“Misunderstandings”, by Azza Filali, depicts female portraits as rich as they are endearing

A room, chairs, a little tea and a few telephones to offer to the first arrivals, it is with this device that Emna, in her early forties, a lawyer from Tunis, hopes to lure the customer

“Misunderstandings”, by Azza Filali, depicts female portraits as rich as they are endearing

A room, chairs, a little tea and a few telephones to offer to the first arrivals, it is with this device that Emna, in her early forties, a lawyer from Tunis, hopes to lure the customer. We are in Djerba, an island known for its beautiful sunshine, its small villages, its beaches and its hotels where it is good to stay even if tourists are rare.

In this postcard setting, the lawyer on mission for the European Union has set down her bags. She has two months to “make women aware of their civil rights, such as having an identity card, going to vote, not being mistreated by men…” and writing a report with a view to a more aid plan. wide intended for all Djerbians.

The novel is called Misunderstandings. And, in fact, very quickly Emna understands that her investigation should be classified among those beautiful concepts thought up far away in the offices of international organizations, but which turn out to be false good ideas once on the ground. In Tezdaïne, women are not fooled. Some make fun of the project: “And you went all the way to tell them that? But they don't care about your stories, they live their lives! And then, with the amount of work they do, they don’t have time to chat…”

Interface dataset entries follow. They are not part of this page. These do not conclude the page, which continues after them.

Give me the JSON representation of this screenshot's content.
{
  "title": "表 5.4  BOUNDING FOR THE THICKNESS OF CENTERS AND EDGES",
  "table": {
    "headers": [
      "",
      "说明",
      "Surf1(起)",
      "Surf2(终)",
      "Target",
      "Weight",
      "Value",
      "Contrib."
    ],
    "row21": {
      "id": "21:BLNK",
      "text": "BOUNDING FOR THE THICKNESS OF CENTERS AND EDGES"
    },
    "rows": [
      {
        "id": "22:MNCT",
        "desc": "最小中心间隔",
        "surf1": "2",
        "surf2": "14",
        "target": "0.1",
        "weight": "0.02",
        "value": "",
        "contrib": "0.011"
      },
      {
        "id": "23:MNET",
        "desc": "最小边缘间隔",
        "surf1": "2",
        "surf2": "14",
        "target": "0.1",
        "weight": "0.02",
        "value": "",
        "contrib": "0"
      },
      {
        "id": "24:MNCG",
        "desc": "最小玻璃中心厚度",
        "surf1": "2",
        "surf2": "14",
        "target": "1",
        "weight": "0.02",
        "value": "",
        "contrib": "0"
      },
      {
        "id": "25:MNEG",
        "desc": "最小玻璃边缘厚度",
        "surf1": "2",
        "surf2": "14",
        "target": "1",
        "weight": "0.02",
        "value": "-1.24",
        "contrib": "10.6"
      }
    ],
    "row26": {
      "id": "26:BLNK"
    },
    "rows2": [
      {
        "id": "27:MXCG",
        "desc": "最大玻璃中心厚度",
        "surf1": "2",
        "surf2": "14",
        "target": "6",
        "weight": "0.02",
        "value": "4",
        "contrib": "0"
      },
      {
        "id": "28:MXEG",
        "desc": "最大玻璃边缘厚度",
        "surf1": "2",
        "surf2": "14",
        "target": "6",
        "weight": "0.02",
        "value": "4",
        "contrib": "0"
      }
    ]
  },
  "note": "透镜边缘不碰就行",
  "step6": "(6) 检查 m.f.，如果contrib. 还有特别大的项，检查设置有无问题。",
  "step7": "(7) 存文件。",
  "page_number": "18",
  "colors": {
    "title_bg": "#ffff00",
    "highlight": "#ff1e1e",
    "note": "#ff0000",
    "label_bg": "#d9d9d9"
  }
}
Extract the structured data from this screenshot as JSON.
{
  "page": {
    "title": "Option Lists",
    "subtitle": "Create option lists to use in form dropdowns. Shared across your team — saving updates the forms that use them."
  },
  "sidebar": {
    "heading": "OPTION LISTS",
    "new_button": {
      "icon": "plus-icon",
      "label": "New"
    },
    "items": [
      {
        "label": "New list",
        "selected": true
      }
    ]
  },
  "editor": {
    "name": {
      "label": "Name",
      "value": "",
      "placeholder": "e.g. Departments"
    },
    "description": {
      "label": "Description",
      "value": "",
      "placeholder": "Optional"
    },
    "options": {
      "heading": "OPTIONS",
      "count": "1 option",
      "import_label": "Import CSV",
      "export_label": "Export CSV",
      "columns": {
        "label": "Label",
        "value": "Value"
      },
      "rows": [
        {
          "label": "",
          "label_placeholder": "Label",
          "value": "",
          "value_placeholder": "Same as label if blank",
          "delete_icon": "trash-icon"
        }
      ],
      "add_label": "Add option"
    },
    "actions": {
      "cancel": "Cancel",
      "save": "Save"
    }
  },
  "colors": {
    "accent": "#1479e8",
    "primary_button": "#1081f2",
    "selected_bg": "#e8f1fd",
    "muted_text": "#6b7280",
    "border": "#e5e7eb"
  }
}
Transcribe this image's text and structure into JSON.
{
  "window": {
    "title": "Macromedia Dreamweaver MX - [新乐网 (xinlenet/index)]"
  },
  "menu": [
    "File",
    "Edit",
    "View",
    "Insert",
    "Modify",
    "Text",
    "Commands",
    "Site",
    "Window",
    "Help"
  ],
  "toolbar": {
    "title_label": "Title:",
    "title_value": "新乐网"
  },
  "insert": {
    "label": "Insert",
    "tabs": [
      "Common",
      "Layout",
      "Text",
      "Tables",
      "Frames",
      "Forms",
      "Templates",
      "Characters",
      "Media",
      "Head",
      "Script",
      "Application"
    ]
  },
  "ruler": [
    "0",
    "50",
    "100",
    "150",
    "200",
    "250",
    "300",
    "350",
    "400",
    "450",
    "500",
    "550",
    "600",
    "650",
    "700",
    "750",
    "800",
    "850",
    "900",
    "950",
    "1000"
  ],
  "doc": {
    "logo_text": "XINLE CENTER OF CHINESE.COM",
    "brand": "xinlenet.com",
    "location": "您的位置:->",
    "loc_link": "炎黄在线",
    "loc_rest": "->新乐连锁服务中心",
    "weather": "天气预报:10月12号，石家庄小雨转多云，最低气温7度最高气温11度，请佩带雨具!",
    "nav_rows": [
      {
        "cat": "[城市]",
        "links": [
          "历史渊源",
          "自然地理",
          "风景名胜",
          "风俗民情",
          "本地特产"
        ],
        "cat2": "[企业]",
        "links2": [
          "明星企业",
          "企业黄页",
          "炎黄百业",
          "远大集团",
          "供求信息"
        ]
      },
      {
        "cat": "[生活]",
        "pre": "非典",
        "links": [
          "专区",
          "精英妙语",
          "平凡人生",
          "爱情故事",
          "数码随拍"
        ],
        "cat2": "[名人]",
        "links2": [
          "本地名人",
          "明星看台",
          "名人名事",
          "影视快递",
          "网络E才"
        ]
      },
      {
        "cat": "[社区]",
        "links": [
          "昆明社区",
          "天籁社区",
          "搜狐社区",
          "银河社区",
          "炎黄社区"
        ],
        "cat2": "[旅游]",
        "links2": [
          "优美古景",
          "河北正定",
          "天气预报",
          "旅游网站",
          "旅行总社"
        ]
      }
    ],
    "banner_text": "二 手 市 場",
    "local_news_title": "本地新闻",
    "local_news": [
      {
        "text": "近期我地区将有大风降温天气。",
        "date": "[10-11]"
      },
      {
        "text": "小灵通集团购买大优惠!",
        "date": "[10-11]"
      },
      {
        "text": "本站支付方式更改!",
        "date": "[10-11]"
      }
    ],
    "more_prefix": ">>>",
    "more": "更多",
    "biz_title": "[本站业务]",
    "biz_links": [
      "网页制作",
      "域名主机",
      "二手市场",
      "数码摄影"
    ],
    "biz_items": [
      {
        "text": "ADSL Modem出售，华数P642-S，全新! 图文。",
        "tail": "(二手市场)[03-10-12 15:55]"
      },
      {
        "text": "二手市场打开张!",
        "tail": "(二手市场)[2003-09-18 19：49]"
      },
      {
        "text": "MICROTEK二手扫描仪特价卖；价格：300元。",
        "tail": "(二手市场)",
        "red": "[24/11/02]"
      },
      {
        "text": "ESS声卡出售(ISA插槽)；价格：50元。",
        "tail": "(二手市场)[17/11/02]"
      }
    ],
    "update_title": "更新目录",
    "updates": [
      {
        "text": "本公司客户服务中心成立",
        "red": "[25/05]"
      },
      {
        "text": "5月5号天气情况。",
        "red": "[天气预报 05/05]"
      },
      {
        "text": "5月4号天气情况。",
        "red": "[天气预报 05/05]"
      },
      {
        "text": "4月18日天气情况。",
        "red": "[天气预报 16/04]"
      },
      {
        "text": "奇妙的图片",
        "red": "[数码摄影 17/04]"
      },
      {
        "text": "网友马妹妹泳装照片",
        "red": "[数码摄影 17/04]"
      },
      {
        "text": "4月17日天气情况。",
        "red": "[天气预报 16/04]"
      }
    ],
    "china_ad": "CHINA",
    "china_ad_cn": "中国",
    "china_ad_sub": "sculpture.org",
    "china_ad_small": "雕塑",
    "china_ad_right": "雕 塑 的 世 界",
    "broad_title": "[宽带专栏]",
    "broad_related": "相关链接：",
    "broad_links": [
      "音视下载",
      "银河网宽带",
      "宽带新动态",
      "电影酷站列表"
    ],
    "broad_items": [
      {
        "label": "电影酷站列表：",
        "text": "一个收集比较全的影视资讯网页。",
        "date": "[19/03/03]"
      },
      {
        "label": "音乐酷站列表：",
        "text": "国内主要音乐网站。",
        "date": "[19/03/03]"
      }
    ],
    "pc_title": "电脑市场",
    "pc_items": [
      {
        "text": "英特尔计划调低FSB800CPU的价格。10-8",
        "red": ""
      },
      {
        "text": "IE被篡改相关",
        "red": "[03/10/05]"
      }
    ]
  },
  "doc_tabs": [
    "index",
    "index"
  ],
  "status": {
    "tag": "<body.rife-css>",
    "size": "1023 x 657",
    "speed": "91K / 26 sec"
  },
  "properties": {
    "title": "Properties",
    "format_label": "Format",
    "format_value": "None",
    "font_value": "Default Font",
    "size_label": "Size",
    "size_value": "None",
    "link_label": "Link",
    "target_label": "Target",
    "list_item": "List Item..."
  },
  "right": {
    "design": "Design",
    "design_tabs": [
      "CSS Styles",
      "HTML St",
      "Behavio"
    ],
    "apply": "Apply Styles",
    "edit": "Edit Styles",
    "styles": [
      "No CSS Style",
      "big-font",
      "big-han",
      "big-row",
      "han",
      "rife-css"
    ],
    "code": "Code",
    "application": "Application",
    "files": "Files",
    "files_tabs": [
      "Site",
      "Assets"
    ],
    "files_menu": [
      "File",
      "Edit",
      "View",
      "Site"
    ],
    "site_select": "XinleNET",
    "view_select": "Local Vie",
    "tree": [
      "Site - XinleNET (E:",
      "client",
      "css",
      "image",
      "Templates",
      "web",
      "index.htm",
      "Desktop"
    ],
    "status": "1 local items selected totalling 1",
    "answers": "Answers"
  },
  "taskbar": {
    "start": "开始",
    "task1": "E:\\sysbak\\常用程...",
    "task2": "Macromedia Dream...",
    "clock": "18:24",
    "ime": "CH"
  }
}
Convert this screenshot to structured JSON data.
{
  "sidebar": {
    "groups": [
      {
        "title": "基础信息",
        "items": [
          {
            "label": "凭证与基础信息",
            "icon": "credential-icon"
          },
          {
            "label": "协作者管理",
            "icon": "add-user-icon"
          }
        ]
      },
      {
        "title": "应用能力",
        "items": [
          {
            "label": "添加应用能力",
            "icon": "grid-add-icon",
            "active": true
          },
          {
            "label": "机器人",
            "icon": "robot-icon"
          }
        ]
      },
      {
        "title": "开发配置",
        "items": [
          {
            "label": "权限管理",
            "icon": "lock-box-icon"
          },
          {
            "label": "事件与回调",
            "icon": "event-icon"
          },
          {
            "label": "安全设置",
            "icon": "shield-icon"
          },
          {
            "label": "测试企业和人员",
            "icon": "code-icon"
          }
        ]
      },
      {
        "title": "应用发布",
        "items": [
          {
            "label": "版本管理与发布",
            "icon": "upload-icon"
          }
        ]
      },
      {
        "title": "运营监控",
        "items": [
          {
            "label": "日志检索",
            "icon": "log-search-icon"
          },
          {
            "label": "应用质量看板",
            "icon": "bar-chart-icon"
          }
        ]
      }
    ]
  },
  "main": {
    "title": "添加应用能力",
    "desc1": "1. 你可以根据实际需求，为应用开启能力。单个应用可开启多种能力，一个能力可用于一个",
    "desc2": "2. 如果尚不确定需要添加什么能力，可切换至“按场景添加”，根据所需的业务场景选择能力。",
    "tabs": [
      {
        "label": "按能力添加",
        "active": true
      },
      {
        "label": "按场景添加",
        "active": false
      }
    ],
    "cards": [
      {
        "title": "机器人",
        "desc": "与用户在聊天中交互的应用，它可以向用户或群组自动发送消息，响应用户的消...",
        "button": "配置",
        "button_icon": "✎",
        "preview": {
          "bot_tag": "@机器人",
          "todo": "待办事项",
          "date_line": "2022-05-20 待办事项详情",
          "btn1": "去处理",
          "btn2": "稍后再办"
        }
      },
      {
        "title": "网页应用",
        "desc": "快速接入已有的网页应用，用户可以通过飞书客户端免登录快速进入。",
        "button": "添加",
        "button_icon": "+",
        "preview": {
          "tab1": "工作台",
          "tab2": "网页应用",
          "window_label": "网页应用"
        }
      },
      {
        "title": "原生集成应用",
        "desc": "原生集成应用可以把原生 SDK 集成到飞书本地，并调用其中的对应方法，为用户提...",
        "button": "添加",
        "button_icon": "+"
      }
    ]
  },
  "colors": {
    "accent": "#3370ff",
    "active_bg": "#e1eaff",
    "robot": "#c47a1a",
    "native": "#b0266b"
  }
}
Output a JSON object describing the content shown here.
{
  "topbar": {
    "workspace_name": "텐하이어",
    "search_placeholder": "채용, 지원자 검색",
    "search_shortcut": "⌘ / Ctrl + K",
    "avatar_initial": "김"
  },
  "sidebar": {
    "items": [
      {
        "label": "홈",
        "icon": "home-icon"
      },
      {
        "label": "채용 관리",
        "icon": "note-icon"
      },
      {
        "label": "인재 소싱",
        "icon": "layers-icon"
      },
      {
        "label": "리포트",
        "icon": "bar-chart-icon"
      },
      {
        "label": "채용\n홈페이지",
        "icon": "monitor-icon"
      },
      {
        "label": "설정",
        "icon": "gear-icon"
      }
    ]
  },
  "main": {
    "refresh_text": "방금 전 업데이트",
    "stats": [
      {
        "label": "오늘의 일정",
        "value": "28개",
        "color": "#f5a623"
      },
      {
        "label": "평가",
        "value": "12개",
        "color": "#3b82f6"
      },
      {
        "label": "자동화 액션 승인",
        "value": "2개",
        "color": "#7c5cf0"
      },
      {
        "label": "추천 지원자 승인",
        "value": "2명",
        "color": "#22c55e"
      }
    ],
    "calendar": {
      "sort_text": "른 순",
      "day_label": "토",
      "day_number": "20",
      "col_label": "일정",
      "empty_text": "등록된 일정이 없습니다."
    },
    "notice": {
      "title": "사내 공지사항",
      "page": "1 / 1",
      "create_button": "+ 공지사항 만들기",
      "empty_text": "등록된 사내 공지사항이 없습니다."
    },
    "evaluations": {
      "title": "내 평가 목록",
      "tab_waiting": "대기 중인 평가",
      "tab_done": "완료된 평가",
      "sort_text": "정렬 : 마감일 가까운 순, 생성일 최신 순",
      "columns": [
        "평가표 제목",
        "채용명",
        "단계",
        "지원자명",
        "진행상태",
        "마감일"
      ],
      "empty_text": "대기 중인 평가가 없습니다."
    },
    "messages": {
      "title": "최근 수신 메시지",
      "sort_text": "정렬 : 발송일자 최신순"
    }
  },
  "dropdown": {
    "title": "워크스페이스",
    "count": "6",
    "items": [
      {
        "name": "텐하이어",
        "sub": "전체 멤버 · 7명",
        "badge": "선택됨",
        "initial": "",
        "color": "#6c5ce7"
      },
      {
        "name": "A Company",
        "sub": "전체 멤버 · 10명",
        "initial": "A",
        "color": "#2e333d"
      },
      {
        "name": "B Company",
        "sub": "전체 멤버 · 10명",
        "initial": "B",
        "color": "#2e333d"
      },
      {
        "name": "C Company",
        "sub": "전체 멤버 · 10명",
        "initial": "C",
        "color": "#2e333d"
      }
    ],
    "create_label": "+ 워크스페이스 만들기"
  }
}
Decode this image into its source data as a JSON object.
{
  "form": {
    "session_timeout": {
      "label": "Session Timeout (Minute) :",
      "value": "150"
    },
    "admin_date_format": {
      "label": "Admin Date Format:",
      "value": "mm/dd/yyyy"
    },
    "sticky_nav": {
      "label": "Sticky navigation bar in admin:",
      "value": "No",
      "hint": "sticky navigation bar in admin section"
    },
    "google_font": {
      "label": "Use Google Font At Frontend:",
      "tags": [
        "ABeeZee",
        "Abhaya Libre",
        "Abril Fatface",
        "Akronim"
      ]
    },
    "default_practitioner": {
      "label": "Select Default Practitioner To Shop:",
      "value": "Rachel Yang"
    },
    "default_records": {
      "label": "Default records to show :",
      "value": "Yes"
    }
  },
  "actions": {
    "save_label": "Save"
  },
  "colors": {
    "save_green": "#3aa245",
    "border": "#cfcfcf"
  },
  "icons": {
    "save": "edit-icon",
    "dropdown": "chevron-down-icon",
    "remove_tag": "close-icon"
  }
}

In others, it provokes anger: “You must be one of those girls who have degrees and time to waste… What do we call them again? Ah yes, civil society! You remind me of those who visited us almost a year ago: tight jeans, like you, sunglasses stuck on their blond-streaked hair, speaking Arabic as if they had a hot potato in their mouth. They questioned us about our work in the fields, our hours, our pay. They wrote down what we said to pass on to interested parties, which they claimed! But those interested weren’t interested and we didn’t see anything coming. »

A mezzo vocal tone

It takes time and patience for Emna to see the real problems emerge one by one: burdensome traditions, impossible financial autonomy, theft of inheritance, inanity or violence in marital relations... A general distress is expressed in all these women, all the more difficult to live with as it remains carefully hidden behind a “social conformism, heavier than a leaden screed”. Faced with such a situation, the question of civil rights seems totally insignificant.

As for Emna, the women's confidences inevitably end up generating in her questions about her own life. There too, the state of affairs is distressing: a job from which she cannot make a living, a depressed husband who lets his relationship fall apart while relying despite this on the financial resources of his wife who has become a nurse...

Emna needs something else, but doesn’t dare think it: “To live? I probably wasn’t given the right instructions,” she sighs. However, it would be enough for him to change his perspective somewhat, for example by taking an interest in Lotfi, this charming and interesting man he met when he arrived in Djerba. But he would have to have the audacity to defy the rumors about “this island which is an immense apple, from which nothing escapes”.

The mezzo voce tone of this novel, a subtle signature of the writer Azza Filali, of whom this is the fifteenth work, allows a gentle entry into the plot. Like Houria and the other women who, one by one, push open the door to Emna's premises, the content of the subjects discussed gains importance and seriousness.

The author thus leads us to a panorama of the condition of women, emphasizing the parity of the difficulties and trajectories of the latter, as well as the fatalism which ultimately takes hold of all, pushing them to accept their fate rather than to rebel against destiny. Because the denunciation of the injustices to which they are subject – from their undervalued salary to the violence inflicted on them – (“My husband beats me every time I express an opinion that indisposes him.”) can be prove to be too strong an awareness to bear, risking leading to tragedy. Azza Filali also has the finesse of not making Emna, the Tunisian intellectual, superior to other women: on the contrary, she makes her heroine a helpless being but who, by dint of questioning herself, will gradually emancipate herself.

Written in a fluid style where causticity peeks out from behind appearances, Misunderstandings offers the reader female portraits that are as rich as they are endearing. No revenge here, no female revolution, but murmurs, a rumor that grows, solidarity that asserts itself... and ultimately a text with a much more political content than it seems. A novel in which many women around the world, desperately waiting for change, will be reflected.